Re: DC Tesla Coil

From: 	Alfred C. Erpel[SMTP:aerpel-at-op-dot-net]
Sent: 	Saturday, January 03, 1998 9:03 PM
To: 	Tesla List
Subject: 	Re: DC Tesla Coil 

>From: Gomez[SMTP:gomez-at-netherworld-dot-com]
>Reply To: gomez-at-netherworld-dot-com
>Sent: Saturday, January 03, 1998 3:48 PM
>To: Tesla List
>Subject: Re: DC Tesla Coil
>Tesla List wrote:
>>     If my tank capacitor is charged with DC only, it seems to me that it
>> would be much easier to get a solid resonance occuring in the tank
>> with a fixed spark gap (well quenched).
>>     For instance, lets say my TC is resonant at 100 khz, it seems to me
>> all that is necessary to get a solid resonance is a fixed spark gap that
>> will quench and fire 100,000 times per second, and capacitor power supply
>> combination that exactly replenishs at this same rate.
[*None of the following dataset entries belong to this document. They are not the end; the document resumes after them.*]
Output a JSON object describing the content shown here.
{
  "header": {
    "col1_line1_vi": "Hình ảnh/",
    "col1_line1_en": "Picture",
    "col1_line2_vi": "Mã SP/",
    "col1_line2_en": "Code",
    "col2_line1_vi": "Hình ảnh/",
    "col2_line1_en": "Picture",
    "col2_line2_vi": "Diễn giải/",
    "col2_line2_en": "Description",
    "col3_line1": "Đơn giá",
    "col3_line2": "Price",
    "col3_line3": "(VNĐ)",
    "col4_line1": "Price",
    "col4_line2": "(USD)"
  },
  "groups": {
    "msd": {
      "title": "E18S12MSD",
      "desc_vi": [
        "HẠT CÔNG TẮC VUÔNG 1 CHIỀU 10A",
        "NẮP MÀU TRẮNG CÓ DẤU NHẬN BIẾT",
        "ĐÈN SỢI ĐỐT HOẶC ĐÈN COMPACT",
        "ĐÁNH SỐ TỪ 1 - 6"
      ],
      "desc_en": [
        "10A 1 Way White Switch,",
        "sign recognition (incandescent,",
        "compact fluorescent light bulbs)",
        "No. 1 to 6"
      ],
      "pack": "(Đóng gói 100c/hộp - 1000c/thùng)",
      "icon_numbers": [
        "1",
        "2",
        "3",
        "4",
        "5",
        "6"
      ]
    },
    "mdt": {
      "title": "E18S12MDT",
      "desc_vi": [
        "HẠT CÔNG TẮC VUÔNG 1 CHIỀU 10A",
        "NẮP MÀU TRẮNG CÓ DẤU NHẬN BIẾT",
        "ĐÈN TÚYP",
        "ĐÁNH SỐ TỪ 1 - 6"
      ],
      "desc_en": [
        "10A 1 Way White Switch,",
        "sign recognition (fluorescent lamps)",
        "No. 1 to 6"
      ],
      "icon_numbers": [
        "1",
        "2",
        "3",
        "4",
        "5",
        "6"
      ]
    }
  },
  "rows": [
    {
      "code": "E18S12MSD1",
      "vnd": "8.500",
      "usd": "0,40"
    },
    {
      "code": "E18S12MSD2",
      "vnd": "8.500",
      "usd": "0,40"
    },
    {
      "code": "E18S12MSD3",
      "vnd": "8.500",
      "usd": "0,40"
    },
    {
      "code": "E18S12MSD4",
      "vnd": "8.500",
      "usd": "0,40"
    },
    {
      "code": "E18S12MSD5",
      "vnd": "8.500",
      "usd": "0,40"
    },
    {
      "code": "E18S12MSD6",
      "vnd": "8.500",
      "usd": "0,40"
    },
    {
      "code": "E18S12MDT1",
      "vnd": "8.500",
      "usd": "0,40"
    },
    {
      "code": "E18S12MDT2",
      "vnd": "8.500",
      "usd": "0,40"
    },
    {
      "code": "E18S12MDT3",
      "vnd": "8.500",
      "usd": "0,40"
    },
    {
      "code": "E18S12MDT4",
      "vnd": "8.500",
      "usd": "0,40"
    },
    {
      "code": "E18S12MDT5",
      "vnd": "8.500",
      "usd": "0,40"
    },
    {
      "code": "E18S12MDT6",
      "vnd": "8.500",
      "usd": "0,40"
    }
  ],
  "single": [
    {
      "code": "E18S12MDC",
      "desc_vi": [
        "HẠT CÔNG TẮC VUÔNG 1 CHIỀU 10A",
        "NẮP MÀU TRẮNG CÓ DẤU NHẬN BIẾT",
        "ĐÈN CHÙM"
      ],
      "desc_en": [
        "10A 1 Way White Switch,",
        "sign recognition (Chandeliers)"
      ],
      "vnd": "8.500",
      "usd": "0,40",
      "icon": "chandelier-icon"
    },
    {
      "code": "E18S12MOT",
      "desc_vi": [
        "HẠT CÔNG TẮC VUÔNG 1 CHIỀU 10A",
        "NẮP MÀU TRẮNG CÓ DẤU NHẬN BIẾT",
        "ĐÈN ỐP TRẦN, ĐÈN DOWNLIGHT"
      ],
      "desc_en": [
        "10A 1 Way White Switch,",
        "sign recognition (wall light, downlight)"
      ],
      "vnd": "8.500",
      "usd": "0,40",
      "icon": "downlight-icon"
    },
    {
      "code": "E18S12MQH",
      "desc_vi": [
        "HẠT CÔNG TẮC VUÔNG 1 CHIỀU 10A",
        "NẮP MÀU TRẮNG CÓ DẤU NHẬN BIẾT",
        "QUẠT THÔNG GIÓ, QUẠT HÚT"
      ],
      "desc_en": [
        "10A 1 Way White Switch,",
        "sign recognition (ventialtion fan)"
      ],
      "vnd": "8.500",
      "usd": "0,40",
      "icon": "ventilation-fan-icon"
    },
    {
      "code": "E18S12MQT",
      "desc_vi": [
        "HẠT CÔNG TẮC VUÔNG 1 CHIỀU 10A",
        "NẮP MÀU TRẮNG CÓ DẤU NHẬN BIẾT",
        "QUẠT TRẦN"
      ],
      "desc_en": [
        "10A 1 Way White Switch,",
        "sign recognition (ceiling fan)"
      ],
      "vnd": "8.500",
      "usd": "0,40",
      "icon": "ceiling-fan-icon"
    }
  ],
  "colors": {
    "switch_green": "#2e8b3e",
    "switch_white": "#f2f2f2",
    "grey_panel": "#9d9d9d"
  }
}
>That just isn't going to happen.  In fact, when your spark gap fires, it
>_not_ quench and stop conducting with each cycle of the RF- in fact, you
>_want_ the spark gap to continue conducting for at least long enough to
>establish a "ringing" at the resonant frequency of your tank circuit.
>If all one had to do was bang the primary periodically and let the
>ring, we wouldn't need to make the tank resonant.  But in fact, RF
>resonance in the tank is the only efficient way to transfer energy into the

    Can you help me to understand how a spark gap which is probably closed
for several tens of cycles of the resonant frequency can be considered in
resonance? And how is this different from periodically (and not at the
resonant frequency) *banging* the primary?

>>  DC avoids having to
>> have your spark synchronous with a (AC fed) capacitor that 60 times (USA
>> 60hz) every second has *no* charge on it.

>Have another look at the sine wave that you're feeding that cap.  The
>of time your cap has "no" charge on it, is almost infinitessimally small.

    There is a significant amount of time each 60th of a second when the
capacitor will be no where near its maximum charge.


>>  To get DC into the tank
>> capacitor, is it as simple as feeding rectified AC into your transformer?

>Um, last I checked, transformers steadfastly refused to operate on DC.  If
>you've got one that will, I will make you very, very rich!

        A chopped DC sine wave (that you get thru a rectifying bridge) fed
into a primary of a transformer will cause a constantly changing field that
should induce a similar wave form in the secondary.

Alfred Erpel